In new foodservice facilities, among the first decisions to become made within the planning stages is exactly what energy source will be used to cook the meals: gasoline or electric power? Because it’s often a matter of the chef’s personal taste, this truly is one of those questions which will continue to be debated for decades.
Without taking sides, the August 2002 edition of Foodservice Equipment and Supplies magazine did a good job of outlining the advantages of each energy source:
Gas: 1. In general, natural gas is not as costly than electrical power, since it comprises a higher cumulative quantity of BTUs (British thermal units) delivered from the point of extraction to the purpose of use. An example:
A source of 100,000 Btus in the wellhead, which is then converted into power, will have “dropped” 73 percent of its energy from the time it’s moved through power lines towards the restaurant, delivering just 27,000 Btus for real use.
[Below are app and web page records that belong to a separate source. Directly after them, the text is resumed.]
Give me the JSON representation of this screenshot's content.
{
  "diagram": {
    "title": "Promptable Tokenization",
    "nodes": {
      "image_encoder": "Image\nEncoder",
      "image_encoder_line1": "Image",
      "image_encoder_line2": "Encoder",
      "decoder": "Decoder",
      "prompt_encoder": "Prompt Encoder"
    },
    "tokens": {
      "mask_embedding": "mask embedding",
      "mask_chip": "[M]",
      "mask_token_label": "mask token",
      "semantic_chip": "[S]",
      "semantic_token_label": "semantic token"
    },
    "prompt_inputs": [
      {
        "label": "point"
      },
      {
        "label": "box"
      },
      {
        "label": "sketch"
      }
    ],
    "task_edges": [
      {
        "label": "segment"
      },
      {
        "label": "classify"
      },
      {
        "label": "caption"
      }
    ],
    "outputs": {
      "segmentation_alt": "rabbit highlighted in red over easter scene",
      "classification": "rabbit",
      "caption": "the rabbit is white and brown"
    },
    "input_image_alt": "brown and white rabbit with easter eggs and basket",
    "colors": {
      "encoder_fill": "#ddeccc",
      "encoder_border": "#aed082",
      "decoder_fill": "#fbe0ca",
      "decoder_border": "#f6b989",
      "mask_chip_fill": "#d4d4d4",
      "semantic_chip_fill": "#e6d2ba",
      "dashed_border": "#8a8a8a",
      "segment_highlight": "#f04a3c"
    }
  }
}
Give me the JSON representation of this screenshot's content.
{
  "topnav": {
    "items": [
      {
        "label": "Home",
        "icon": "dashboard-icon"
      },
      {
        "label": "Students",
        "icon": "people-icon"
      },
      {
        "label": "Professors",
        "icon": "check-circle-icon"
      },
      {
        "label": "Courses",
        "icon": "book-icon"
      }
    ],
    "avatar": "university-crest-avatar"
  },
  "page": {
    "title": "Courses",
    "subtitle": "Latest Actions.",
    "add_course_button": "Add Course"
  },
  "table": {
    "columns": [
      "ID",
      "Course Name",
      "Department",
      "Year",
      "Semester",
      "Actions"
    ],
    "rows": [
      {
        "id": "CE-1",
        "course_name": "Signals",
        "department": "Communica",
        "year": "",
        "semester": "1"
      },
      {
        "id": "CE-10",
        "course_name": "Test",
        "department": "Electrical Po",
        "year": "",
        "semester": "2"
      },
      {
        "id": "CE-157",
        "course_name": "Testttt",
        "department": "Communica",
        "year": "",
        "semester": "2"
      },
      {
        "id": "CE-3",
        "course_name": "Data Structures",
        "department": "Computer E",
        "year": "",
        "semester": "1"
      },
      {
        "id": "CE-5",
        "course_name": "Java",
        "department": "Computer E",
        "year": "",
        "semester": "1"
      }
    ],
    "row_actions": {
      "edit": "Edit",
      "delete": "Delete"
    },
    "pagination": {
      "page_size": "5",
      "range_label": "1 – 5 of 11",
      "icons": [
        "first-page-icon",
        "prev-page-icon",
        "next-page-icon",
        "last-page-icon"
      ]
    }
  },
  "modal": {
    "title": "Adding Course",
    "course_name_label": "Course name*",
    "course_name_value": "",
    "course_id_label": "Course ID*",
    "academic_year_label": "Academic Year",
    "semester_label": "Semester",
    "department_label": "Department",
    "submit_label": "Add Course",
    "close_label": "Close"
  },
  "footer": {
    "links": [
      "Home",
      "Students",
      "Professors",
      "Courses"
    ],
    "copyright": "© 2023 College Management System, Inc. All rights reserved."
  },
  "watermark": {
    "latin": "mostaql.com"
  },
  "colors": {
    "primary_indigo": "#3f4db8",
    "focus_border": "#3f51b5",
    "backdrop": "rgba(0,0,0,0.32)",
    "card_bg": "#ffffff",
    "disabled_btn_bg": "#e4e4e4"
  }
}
Take the exact same 100,000 Btus, maintain it in natural gas form and send it via a set of gas pipelines to the same restaurant, and the restaurant receives 91,000 Btus, a net loss of just 7 percent (7000 Btus). If you want to buy a Cooking Equipment Of steel click at http://ecofittingvalve.com/.
2. Electricity has an extra price, called the demand variable, which gasoline bills don’t consist of. 3. Natural gas does not make extra requirements on kitchen ventilation systems, which can be dependent on the cooking process, not the energy supply.
4. Technological improvements in gas appliances consist of infrared fryers with 80 percent fuel usage efficiency and griddles with constant temperatures on their entire surface. Boilerless combi-ovens which use gas has almost eliminated most expensive combi-oven maintenance issues.
5. Gas-fired bakery ovens create moister products with longer shelf lives. Electrical power: 1. Electric products are much more fuel-efficient overall because the majority of the energy it uses goes into cooking the meals.